Short Stuff (yes, that’s a short joke. I’m 5’2”, I can make those):

What Van Gogh’s Self Portraits Can Teach Us: One of my favorite artists shows up on the list yet again, mixed with philosophy, introspection, and metaphors. What more could a girl ask for in an article?

How Butter Fueled the Protestant Reformation: Seriously. I can’t add anything to this title, just go read it.

The Friday Night Meatball Recipe That Changed My Life: One woman’s perspective on hospitality in a modern era, how to keep it simple and sweet, and building a community by offering good food and better company (I think her idea’s so good, I fully expect to implement in my own establishment).

Long Form:

Show Your Work! by Austin Kleon: A followup to his creative manifesto Steal Like an Artist, Kleon packs this small book to the brim practical advice to creatives. The how, what, when, and why of sharing your work can all be found in these pages (along with some pretty darn good blackout poetry). Reading it was part of the reason for me starting up this little segment, and guess where I found it? Overdrive.

Noble’s Book of Writing Blunders (and how to avoid them): This book delves into the mechanics of good writing without straying into the realm of too technical. Using real-world examples and exactly no sentence diagrams, Noble convinced me that the passive voice is a Very Bad crutch, taught me to examine my adverbs and adjectives, and to just give in and use ‘said’ when the occasion calls for it. *

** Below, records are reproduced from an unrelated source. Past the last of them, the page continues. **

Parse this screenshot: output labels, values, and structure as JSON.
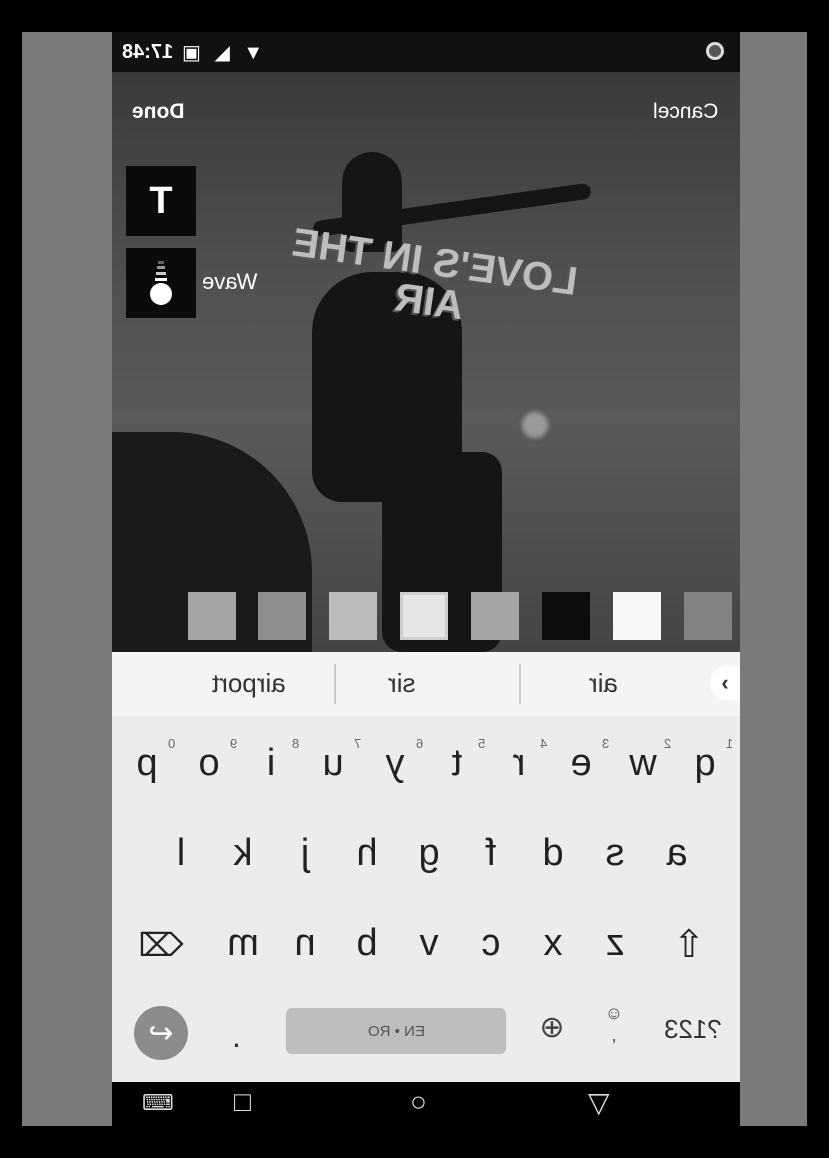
{
  "status_bar": {
    "time": "17:48",
    "icons": "▣ ◢ ▼"
  },
  "header": {
    "done_label": "Done",
    "cancel_label": "Cancel"
  },
  "tools": {
    "text_tool_label": "T",
    "wave_label": "Wave"
  },
  "overlay_text": {
    "line1": "LOVE'S IN THE",
    "line2": "AIR"
  },
  "swatches": [
    "#838383",
    "#f8f8f8",
    "#0c0c0c",
    "#a6a6a6",
    "#e6e6e6",
    "#bcbcbc",
    "#8d8d8d",
    "#a6a6a6"
  ],
  "suggestions": {
    "items": [
      "air",
      "sir",
      "airport"
    ]
  },
  "keyboard": {
    "row1": [
      "q",
      "w",
      "e",
      "r",
      "t",
      "y",
      "u",
      "i",
      "o",
      "p"
    ],
    "row1_hints": [
      "1",
      "2",
      "3",
      "4",
      "5",
      "6",
      "7",
      "8",
      "9",
      "0"
    ],
    "row2": [
      "a",
      "s",
      "d",
      "f",
      "g",
      "h",
      "j",
      "k",
      "l"
    ],
    "row3": [
      "z",
      "x",
      "c",
      "v",
      "b",
      "n",
      "m"
    ],
    "symbols_label": "?123",
    "comma": ",",
    "space_label": "EN • RO",
    "period": "."
  }
}
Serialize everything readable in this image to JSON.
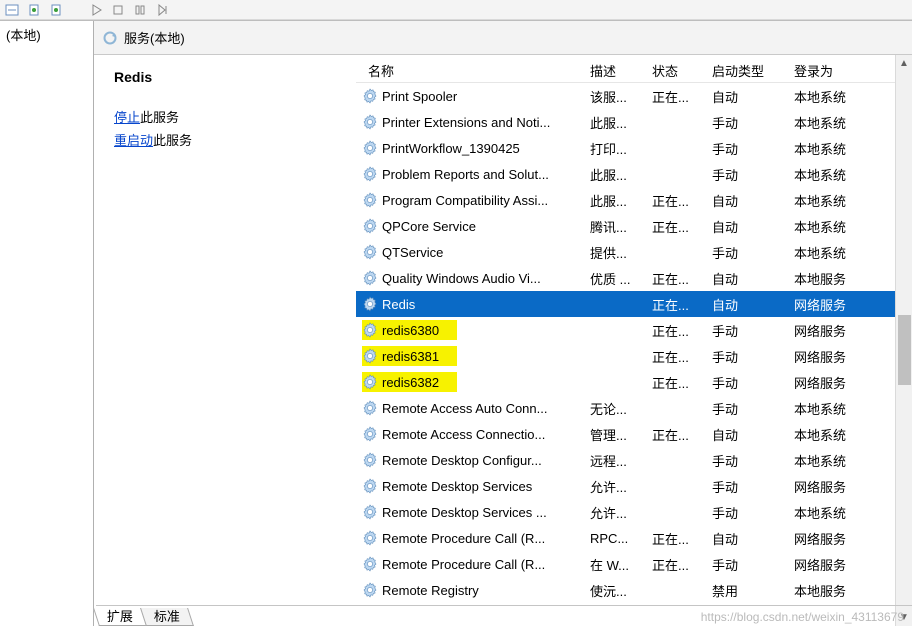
{
  "left": {
    "root": "(本地)"
  },
  "header": {
    "title": "服务(本地)"
  },
  "selected_service": "Redis",
  "actions": {
    "stop_link": "停止",
    "stop_suffix": "此服务",
    "restart_link": "重启动",
    "restart_suffix": "此服务"
  },
  "columns": {
    "name": "名称",
    "description": "描述",
    "status": "状态",
    "startup": "启动类型",
    "logon": "登录为"
  },
  "services": [
    {
      "name": "Print Spooler",
      "desc": "该服...",
      "state": "正在...",
      "start": "自动",
      "logon": "本地系统"
    },
    {
      "name": "Printer Extensions and Noti...",
      "desc": "此服...",
      "state": "",
      "start": "手动",
      "logon": "本地系统"
    },
    {
      "name": "PrintWorkflow_1390425",
      "desc": "打印...",
      "state": "",
      "start": "手动",
      "logon": "本地系统"
    },
    {
      "name": "Problem Reports and Solut...",
      "desc": "此服...",
      "state": "",
      "start": "手动",
      "logon": "本地系统"
    },
    {
      "name": "Program Compatibility Assi...",
      "desc": "此服...",
      "state": "正在...",
      "start": "自动",
      "logon": "本地系统"
    },
    {
      "name": "QPCore Service",
      "desc": "腾讯...",
      "state": "正在...",
      "start": "自动",
      "logon": "本地系统"
    },
    {
      "name": "QTService",
      "desc": "提供...",
      "state": "",
      "start": "手动",
      "logon": "本地系统"
    },
    {
      "name": "Quality Windows Audio Vi...",
      "desc": "优质 ...",
      "state": "正在...",
      "start": "自动",
      "logon": "本地服务"
    },
    {
      "name": "Redis",
      "desc": "",
      "state": "正在...",
      "start": "自动",
      "logon": "网络服务",
      "selected": true
    },
    {
      "name": "redis6380",
      "desc": "",
      "state": "正在...",
      "start": "手动",
      "logon": "网络服务",
      "highlight": true
    },
    {
      "name": "redis6381",
      "desc": "",
      "state": "正在...",
      "start": "手动",
      "logon": "网络服务",
      "highlight": true
    },
    {
      "name": "redis6382",
      "desc": "",
      "state": "正在...",
      "start": "手动",
      "logon": "网络服务",
      "highlight": true
    },
    {
      "name": "Remote Access Auto Conn...",
      "desc": "无论...",
      "state": "",
      "start": "手动",
      "logon": "本地系统"
    },
    {
      "name": "Remote Access Connectio...",
      "desc": "管理...",
      "state": "正在...",
      "start": "自动",
      "logon": "本地系统"
    },
    {
      "name": "Remote Desktop Configur...",
      "desc": "远程...",
      "state": "",
      "start": "手动",
      "logon": "本地系统"
    },
    {
      "name": "Remote Desktop Services",
      "desc": "允许...",
      "state": "",
      "start": "手动",
      "logon": "网络服务"
    },
    {
      "name": "Remote Desktop Services ...",
      "desc": "允许...",
      "state": "",
      "start": "手动",
      "logon": "本地系统"
    },
    {
      "name": "Remote Procedure Call (R...",
      "desc": "RPC...",
      "state": "正在...",
      "start": "自动",
      "logon": "网络服务"
    },
    {
      "name": "Remote Procedure Call (R...",
      "desc": "在 W...",
      "state": "正在...",
      "start": "手动",
      "logon": "网络服务"
    },
    {
      "name": "Remote Registry",
      "desc": "使沅...",
      "state": "",
      "start": "禁用",
      "logon": "本地服务"
    }
  ],
  "tabs": {
    "extended": "扩展",
    "standard": "标准"
  },
  "watermark": "https://blog.csdn.net/weixin_43113679"
}
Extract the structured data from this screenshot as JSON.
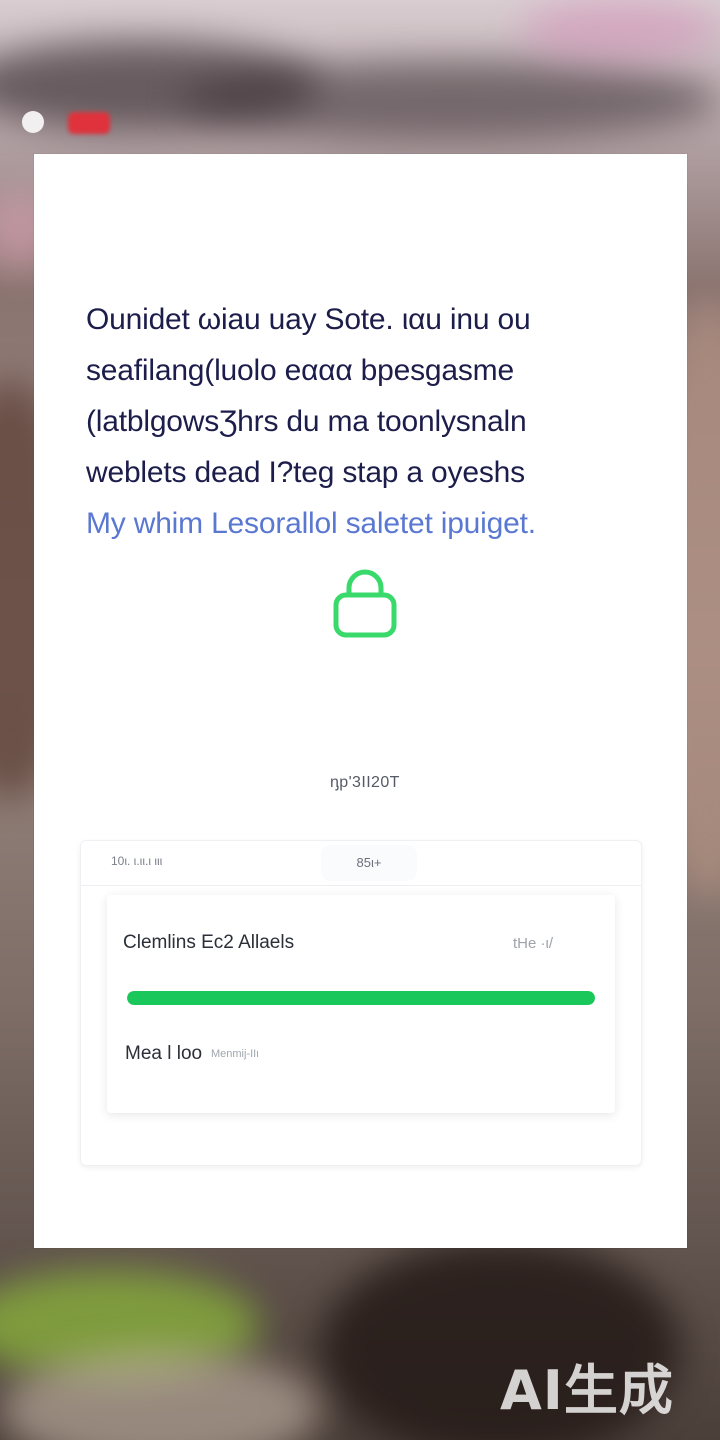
{
  "status_bar": {
    "indicator_color": "#e0323c"
  },
  "dialog": {
    "message_lines": [
      "Ounidet ωiau uay Sote. ιαu  inu ou",
      "seafilang(luolo eααα bpesgasme",
      "(latblgowsƷhrs du ma toonlysnaln",
      "weblets dead Ι?teg stap a oyeshs"
    ],
    "link_text": "My whim Lesorallol saletet ipuiget.",
    "lock_icon_color": "#39d96b",
    "caption": "ᶇp'3ΙΙ20T"
  },
  "download_panel": {
    "tab_left_label": "10ι. ι.ιι.ι ιιι",
    "tab_right_label": "85ι+",
    "item": {
      "name": "Clemlins Ec2  Allaels",
      "size": "tHe ·ι/",
      "progress": 1.0,
      "progress_color": "#19c75a",
      "status": "Mea l loo",
      "status_sub": "Menmij-ΙΙι"
    }
  },
  "watermark": "AI生成"
}
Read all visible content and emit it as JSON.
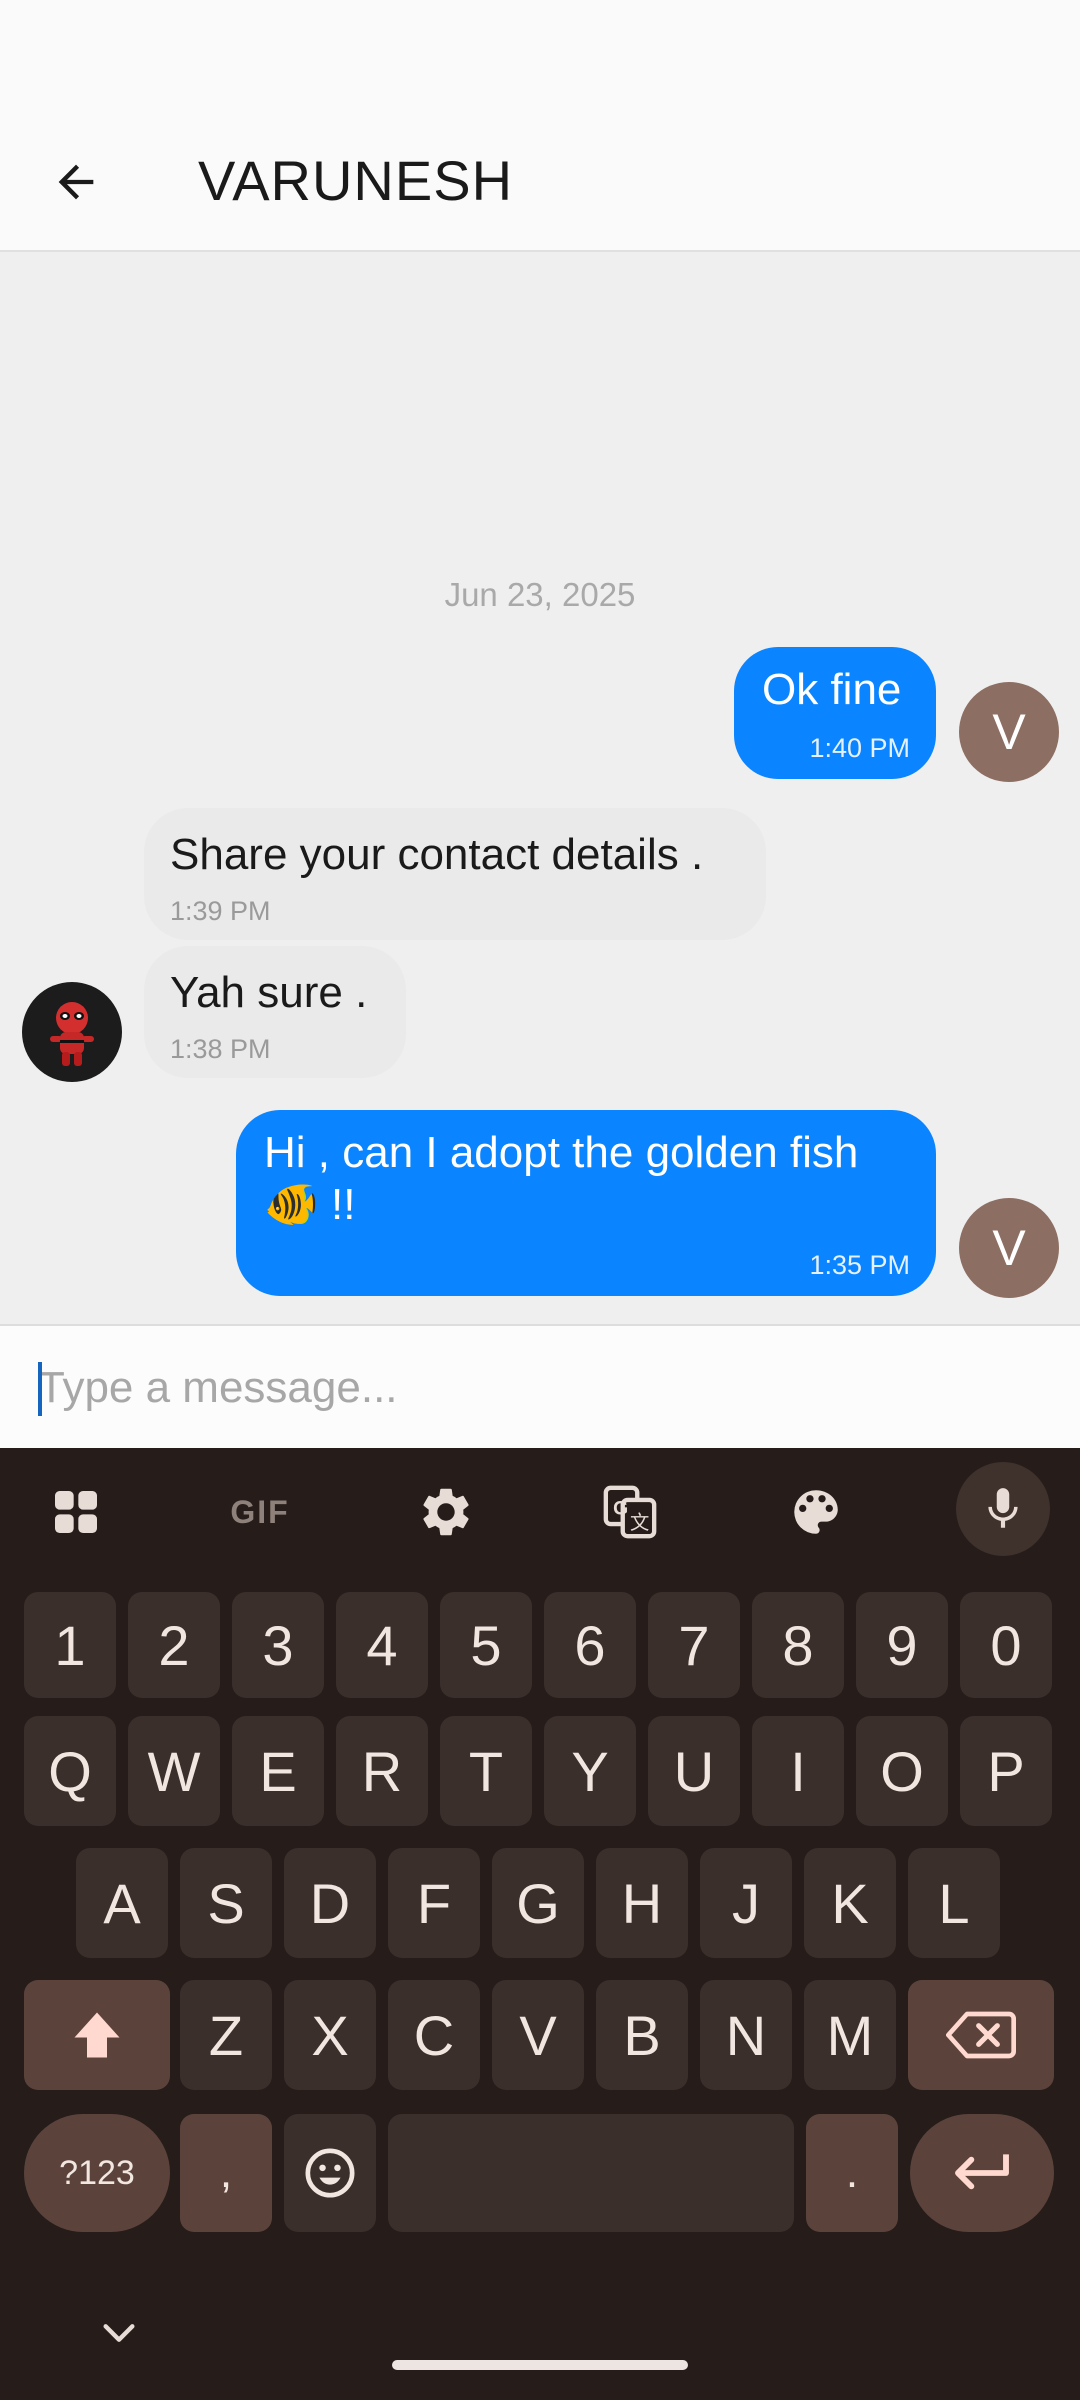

That's all that I have for now, folks! I'd love to hear what's been inspiring you lately - if you have come across something  particularly thought-provoking, send it over to megan@thistleandsun.com . I don't bite, I promise.